First, there was the closing of Google Reader. There was also the announcement that Google would only leave CalDAV open to whitelisted developers (no MeFi link, though it is briefly mentioned in the Google Illiterate discussion), forcing anyone else who wrote a calendaring application to migrate from the open CalDAV standard to Google's own Calendar API. Then there was the removal of advertisement blocking applications from Google Play. Now, Google is blocking invite requests to their Jabber service from non-Google Jabber servers. A Google
customer user must send the request to the non-Google Jabber user. [more inside]
The Google I/O Conference, currently streaming live, has highlighted a diverse series of technological achievements: the full launch of Google Music (currently limited to US residents) Yeoman, a client-side web development stack, Chrome (profiled in a charming video) now running on iPhone and iPad, and a demo of Google Glass while skydiving. The conference has also updated this excellent interactive visual deep dive of the history of the web and browser technologies.
The logical conclusion of our relationship to computers: expectantly to type “what is the meaning of my life” into Google.

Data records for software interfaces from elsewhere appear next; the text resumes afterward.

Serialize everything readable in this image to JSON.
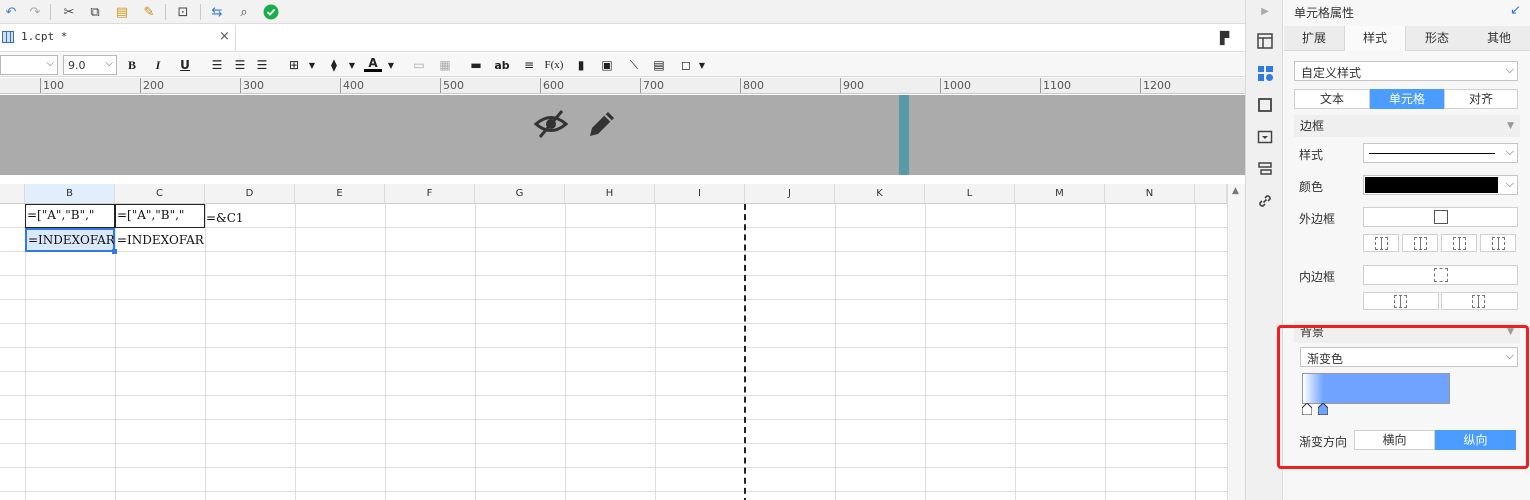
{
  "tab": {
    "file_name": "1.cpt *",
    "close": "×"
  },
  "format_toolbar": {
    "font_size": "9.0",
    "bold": "B",
    "italic": "I",
    "underline": "U",
    "font_color_letter": "A",
    "text_icon": "ab",
    "formula_icon": "F(x)"
  },
  "ruler": {
    "ticks": [
      "100",
      "200",
      "300",
      "400",
      "500",
      "600",
      "700",
      "800",
      "900",
      "1000",
      "1100",
      "1200"
    ]
  },
  "grid": {
    "columns": [
      "B",
      "C",
      "D",
      "E",
      "F",
      "G",
      "H",
      "I",
      "J",
      "K",
      "L",
      "M",
      "N"
    ],
    "cells": {
      "b1": "=[\"A\",\"B\",\"",
      "c1": "=[\"A\",\"B\",\"",
      "d1": "=&C1",
      "b2": "=INDEXOFARR",
      "c2": "=INDEXOFARR"
    }
  },
  "panel": {
    "title": "单元格属性",
    "tabs": [
      "扩展",
      "样式",
      "形态",
      "其他"
    ],
    "active_tab": "样式",
    "style_select": "自定义样式",
    "subtabs": [
      "文本",
      "单元格",
      "对齐"
    ],
    "active_subtab": "单元格",
    "border_section": "边框",
    "labels": {
      "style": "样式",
      "color": "颜色",
      "outer": "外边框",
      "inner": "内边框"
    },
    "background_section": "背景",
    "background_select": "渐变色",
    "gradient_direction_label": "渐变方向",
    "direction_options": [
      "横向",
      "纵向"
    ],
    "active_direction": "纵向"
  },
  "colors": {
    "accent": "#4b9cff",
    "highlight": "#f01e1e",
    "gradient_end": "#6fa3ff",
    "band": "#ababab",
    "border_color": "#000000"
  }
}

It’s for your own good—that is Google’s cherished belief. If we want the best possible search results, and if we want advertisements suited to our needs and desires, we must let them into our souls. James Gleick writes about 'How Google Dominates Us' for the New York Review of Books. [more inside]
Andrew Norman Wilson was fired from his job at Google for
investigating the working conditions of yellow badge employees misusing company equipment: [more inside]
Cory Doctorow's new science fiction story collection, With A Little Help, is available in text and audio. The stories range from an order of datamining monks to Google gone terrible wrong, and the readers include Neil Gaiman, Mur Lafferty, Mary Robinette Kowal and Wil Wheaton. The introduction is written by Jonathan Coulton.
Google's Doodle-4-Google program, where kids can design a variation of the company's homepage logo, is creating a bit of stir this year with the requirement of the child's social security number. [more inside]
Google now provides a map of government requests to access user information or take down material from Google and YouTube. This is being heralded as a big step towards transparency unmatched by any similar company, and Google explains how the system works. The US requests information about 20 times a day (including subpoenas and search warrants from local and state governments), but Brazil leads with the most take-down and data requests, because of Orkut's popularity there.